HOW TO COMPLETE THIS TASK
Lines in the listing below that include the word "name" need to be copied.

INPUT DATA

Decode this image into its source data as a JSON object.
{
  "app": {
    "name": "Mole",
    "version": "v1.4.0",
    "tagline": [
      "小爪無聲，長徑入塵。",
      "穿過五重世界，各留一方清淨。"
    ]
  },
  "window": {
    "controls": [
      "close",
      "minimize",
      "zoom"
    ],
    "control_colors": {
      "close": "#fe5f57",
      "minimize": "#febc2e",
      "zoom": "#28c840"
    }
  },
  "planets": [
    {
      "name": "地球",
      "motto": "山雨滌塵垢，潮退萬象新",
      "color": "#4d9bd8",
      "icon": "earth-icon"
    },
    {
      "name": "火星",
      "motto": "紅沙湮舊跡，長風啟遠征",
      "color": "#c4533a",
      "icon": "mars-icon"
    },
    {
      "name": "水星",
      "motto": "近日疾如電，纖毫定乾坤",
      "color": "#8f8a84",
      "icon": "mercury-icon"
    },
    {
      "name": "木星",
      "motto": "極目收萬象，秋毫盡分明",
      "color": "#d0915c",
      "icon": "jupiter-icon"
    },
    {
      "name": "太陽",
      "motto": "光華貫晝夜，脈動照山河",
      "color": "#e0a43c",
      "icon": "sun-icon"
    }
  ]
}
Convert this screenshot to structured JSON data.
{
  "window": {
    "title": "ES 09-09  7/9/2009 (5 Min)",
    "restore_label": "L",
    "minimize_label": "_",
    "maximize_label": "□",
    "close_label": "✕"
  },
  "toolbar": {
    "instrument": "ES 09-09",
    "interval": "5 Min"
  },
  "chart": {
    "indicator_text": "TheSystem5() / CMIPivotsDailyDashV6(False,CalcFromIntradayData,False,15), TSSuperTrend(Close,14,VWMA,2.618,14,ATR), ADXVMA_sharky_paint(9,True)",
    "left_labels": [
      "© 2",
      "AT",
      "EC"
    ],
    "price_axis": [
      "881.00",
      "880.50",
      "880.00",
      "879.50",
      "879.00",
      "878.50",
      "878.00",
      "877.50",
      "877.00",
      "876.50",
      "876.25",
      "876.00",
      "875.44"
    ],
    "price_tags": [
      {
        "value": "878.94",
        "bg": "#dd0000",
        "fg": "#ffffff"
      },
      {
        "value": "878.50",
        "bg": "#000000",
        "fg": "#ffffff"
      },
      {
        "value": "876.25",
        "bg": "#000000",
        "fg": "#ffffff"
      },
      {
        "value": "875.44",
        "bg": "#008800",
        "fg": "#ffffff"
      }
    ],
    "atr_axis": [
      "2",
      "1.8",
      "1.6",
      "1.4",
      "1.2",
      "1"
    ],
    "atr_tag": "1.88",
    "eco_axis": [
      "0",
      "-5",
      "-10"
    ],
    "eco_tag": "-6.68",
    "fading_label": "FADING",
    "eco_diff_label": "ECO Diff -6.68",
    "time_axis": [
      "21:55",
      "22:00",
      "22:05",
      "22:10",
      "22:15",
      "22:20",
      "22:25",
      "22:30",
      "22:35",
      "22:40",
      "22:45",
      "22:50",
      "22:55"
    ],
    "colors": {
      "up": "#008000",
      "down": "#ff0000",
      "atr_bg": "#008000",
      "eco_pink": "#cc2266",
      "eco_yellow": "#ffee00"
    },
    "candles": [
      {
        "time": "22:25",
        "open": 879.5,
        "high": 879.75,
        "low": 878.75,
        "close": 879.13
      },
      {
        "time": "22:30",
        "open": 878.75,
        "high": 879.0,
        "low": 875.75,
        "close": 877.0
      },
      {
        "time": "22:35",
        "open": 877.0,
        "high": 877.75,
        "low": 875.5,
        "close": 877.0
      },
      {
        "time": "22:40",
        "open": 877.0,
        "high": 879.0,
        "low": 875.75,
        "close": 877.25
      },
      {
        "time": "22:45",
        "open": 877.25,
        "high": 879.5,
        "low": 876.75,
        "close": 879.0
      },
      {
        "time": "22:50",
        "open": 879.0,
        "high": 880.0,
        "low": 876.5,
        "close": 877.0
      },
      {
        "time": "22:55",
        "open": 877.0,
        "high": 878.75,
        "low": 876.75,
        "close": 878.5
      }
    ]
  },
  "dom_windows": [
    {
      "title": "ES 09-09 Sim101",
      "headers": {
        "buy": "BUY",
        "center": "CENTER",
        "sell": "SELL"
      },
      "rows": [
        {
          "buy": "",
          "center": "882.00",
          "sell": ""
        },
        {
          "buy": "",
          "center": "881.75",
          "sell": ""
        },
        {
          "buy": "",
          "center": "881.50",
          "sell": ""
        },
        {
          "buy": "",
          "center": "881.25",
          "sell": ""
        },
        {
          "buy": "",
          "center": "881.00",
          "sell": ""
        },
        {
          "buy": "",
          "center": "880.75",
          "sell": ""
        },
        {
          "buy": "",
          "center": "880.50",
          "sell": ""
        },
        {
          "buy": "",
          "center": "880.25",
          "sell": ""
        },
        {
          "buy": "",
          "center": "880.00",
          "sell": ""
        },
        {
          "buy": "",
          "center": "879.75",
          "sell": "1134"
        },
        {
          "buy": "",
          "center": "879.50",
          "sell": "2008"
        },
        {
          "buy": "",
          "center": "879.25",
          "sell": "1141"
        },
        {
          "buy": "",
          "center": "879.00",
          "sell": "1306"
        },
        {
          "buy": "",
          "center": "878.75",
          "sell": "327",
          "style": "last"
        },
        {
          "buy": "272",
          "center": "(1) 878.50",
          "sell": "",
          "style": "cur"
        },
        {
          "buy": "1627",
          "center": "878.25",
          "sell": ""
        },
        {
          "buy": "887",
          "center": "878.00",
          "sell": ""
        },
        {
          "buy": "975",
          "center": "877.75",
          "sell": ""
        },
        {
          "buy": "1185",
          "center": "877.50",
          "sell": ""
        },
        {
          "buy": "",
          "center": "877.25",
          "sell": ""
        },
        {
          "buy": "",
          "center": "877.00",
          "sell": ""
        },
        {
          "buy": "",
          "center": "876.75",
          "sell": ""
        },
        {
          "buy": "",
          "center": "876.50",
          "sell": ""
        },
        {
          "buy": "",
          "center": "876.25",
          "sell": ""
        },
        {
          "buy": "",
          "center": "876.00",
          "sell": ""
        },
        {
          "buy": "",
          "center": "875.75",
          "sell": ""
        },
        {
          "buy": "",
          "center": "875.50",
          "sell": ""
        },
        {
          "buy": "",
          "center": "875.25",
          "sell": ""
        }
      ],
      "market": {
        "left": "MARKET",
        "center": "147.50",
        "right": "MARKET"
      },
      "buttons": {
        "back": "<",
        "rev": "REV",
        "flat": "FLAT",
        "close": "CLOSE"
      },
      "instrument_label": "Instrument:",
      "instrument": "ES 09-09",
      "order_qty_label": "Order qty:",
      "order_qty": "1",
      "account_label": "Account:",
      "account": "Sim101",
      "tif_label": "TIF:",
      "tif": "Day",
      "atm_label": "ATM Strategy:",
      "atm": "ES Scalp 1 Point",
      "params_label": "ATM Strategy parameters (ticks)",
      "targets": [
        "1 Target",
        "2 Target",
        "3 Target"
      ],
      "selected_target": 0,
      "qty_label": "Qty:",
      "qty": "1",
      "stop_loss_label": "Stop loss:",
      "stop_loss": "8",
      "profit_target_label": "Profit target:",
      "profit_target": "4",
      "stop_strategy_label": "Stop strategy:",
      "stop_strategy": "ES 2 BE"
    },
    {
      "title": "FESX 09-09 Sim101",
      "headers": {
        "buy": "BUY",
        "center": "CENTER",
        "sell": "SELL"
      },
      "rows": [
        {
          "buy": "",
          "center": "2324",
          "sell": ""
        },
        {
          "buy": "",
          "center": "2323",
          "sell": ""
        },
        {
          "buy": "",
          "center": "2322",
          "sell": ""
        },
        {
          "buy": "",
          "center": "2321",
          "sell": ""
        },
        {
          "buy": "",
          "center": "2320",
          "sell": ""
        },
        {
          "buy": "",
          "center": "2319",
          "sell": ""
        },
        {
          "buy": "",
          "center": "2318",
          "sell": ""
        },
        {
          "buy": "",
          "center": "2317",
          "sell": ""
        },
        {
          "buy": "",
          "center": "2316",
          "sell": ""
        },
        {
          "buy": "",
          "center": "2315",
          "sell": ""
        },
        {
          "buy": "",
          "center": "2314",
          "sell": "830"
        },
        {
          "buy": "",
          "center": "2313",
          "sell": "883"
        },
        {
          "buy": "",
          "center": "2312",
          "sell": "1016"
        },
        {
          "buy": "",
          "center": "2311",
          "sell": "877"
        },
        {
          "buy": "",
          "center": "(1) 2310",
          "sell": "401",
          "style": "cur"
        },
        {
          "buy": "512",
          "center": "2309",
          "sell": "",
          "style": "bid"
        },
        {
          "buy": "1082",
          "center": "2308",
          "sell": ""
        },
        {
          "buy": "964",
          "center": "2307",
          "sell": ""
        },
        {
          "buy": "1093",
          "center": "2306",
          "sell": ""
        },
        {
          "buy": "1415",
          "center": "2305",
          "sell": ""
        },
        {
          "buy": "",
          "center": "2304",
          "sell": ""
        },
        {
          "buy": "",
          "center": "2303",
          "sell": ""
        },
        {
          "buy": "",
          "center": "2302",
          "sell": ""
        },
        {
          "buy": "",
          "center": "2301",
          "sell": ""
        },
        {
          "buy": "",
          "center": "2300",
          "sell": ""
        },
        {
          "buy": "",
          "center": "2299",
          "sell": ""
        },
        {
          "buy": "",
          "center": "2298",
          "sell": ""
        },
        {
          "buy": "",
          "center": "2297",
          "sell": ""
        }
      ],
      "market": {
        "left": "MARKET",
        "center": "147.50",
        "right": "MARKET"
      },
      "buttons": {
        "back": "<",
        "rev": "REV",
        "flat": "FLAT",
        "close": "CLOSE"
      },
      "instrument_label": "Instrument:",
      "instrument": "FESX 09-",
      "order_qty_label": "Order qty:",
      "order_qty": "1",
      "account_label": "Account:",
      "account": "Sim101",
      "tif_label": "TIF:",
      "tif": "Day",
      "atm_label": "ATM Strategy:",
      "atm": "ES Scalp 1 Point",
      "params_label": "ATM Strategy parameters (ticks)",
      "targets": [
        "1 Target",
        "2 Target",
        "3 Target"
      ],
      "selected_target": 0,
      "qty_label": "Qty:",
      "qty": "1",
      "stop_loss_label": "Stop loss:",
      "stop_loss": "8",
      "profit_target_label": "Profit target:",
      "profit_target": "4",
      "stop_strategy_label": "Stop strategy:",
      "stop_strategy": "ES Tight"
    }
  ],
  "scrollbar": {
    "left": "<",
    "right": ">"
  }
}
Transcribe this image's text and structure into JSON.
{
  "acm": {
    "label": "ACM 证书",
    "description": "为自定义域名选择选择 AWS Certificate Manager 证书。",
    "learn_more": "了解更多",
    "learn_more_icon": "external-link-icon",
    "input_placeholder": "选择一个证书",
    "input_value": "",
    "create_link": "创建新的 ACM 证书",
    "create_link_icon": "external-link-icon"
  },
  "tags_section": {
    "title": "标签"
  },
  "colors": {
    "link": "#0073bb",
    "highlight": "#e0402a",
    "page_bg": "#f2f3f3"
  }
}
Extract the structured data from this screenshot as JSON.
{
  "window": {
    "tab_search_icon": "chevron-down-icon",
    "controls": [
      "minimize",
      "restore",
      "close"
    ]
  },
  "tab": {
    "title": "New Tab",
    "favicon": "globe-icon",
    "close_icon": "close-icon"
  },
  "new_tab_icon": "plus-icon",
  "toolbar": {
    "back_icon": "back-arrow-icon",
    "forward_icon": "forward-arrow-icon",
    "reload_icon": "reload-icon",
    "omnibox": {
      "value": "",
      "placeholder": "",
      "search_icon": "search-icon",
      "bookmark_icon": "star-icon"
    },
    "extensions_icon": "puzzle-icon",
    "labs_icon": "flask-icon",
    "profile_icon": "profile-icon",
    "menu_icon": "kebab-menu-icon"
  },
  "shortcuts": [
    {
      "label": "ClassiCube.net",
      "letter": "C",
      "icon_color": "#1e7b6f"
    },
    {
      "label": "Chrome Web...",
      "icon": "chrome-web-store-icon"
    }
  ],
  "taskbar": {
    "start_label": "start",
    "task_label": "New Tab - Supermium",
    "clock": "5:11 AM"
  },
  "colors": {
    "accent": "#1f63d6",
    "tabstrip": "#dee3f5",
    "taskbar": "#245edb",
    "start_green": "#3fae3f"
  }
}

RESULT BELOW
    "name": "Mole",
      "name": "地球",
      "name": "火星",
      "name": "水星",
      "name": "木星",
      "name": "太陽",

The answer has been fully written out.